Protecting -SH groups

Hi everyone,

In our experiments we often see -SH compounds (such as reduced glutathione - GSH) disappear and form disulfide bonds (GSSG in the case of glutathione).
To prepare our samples we use 50% methanol extraction, followed by 10-kDa cut-off filter to remove proteins, followed by vacuum evaporation.
I am wondering if other researchers experience this problem and how they deal with it. Do you add any buffers to your extraction medium?



Re: Protecting -SH groups

Reply #1
Both GSH and GSSG are present in cells.
But during the sample preparation, once cells are broken, GSH is exposed to air and  oxidized into GSSG very quickly.
Adding reducing agent into sample converts GSSG into GSH, then only GSH will be detected. Therefore, I don’t think there is a good way in sample preparation for these “active” molecules, any metabolomics results on these active molecules should be careful.

if you are only interested in GSH/GSSG, you can use a fluorescent assay to measure GSH/GSSG. You only need minimal sample preparation for assay measurement.


Re: Protecting -SH groups

Reply #2
I realize this topic is old, but the only way to preserve the redox state of the biological material for MS is to trap the reduced thiols with an alkylating agent. Different groups have employed NEM or IAM for this while the sample is still aqueous, or after recovering the sample from acidified conditions (low pH will lead to protonation for the overwhelming majority thiol groups, especially free glutathione and Cys). This procedure would modify all accessible thiol groups at relatively similar rates, varying predominantly based on the sulfur pKa (it gets more complicated if you care about protein Cys -- denaturation is crucial for non-selective labeling).

I have not seen a method to do this sort of procedure built into a larger untargeted platform, but multiple methods that utilize LC-MS quantification of multiple glutathione and/or Cys species after thiol alkylation have been published within the last decade.

One consideration with any alkylating reagent will be side reactions (applies moreso to IAM) and modifications of the adducted species (applies to mostly to NEM). Some have also observed that IAM will degrade to iodine in storage leading to artifactual reduction in some cases.

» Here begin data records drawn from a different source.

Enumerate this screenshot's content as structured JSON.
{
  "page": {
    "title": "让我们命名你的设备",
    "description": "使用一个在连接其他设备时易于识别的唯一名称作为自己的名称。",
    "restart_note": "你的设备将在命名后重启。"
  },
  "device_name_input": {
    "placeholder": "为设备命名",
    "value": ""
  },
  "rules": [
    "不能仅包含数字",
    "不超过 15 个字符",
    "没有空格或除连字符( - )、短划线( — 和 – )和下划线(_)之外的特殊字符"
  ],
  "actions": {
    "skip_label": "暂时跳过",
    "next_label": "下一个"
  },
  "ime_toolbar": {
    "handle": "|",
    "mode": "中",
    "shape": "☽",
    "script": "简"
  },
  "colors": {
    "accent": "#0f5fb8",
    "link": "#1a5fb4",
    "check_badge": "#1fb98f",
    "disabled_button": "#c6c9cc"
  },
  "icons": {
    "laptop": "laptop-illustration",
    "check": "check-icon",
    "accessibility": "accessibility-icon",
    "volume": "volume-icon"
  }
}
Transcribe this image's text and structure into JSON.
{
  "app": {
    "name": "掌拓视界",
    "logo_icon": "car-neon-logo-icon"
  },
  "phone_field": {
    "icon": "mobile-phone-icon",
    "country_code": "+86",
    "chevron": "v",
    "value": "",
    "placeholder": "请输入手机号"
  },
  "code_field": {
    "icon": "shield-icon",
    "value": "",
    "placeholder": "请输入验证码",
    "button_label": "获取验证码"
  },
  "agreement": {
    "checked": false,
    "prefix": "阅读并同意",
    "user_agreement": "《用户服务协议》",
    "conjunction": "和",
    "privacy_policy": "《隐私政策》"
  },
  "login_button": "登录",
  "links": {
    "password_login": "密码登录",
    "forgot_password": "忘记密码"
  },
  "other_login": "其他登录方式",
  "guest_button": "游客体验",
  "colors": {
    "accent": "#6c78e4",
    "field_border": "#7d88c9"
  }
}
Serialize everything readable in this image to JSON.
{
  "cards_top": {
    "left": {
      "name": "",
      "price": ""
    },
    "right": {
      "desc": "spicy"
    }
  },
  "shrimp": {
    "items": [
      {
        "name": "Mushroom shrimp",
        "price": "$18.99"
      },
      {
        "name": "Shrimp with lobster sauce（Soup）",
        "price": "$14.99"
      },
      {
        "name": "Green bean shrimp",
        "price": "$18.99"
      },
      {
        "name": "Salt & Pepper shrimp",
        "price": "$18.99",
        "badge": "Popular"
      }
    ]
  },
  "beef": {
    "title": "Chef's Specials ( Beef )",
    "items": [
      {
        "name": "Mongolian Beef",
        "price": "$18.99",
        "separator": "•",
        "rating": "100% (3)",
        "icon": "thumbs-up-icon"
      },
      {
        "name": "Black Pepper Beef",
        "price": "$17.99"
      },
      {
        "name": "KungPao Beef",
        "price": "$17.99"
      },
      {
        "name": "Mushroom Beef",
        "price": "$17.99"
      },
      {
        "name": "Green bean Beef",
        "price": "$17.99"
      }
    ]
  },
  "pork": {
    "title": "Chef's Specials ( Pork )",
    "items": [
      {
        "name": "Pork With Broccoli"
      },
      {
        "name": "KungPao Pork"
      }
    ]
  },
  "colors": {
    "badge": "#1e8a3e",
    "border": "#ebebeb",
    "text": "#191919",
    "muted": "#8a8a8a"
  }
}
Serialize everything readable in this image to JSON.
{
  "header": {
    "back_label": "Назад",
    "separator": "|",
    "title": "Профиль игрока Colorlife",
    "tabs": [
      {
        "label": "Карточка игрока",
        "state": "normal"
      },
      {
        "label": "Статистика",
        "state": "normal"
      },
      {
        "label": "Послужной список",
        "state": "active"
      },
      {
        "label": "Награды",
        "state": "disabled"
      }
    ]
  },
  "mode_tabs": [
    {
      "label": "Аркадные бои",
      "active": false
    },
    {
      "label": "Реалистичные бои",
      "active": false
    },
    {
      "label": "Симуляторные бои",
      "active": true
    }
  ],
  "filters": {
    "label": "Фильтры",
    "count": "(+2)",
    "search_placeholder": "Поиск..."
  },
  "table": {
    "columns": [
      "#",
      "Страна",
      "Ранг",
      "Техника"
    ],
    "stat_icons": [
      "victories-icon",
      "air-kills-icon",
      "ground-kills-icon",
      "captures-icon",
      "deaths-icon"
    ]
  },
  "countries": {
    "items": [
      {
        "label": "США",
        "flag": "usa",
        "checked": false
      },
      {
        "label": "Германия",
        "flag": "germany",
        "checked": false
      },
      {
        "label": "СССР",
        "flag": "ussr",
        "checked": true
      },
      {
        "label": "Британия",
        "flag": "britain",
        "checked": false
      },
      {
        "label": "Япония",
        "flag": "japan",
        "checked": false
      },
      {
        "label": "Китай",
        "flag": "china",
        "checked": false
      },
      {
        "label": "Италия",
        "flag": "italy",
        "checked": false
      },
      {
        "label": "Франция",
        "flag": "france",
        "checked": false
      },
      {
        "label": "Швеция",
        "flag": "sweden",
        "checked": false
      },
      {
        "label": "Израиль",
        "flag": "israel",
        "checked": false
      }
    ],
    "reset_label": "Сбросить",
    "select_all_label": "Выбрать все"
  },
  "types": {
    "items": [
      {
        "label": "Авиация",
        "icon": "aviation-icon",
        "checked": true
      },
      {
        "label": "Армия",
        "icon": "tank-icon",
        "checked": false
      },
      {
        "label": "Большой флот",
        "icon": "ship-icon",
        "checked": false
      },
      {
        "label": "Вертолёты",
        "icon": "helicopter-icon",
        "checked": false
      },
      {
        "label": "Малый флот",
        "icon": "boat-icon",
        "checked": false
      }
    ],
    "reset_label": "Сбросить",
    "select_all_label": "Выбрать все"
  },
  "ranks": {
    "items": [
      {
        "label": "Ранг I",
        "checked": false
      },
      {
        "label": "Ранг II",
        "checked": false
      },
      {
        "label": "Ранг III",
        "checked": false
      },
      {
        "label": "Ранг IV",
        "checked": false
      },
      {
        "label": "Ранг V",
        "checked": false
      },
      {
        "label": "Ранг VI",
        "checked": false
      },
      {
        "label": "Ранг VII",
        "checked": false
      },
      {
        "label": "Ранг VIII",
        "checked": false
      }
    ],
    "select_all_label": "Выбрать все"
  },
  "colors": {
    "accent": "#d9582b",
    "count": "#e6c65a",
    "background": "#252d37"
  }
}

Lastly, I will add that I see clear evidence of artifactual oxidation of glutathione in acetonitrile preparations, but it is nowhere near as complete as it would be in aqueous conditions under the same extract handling.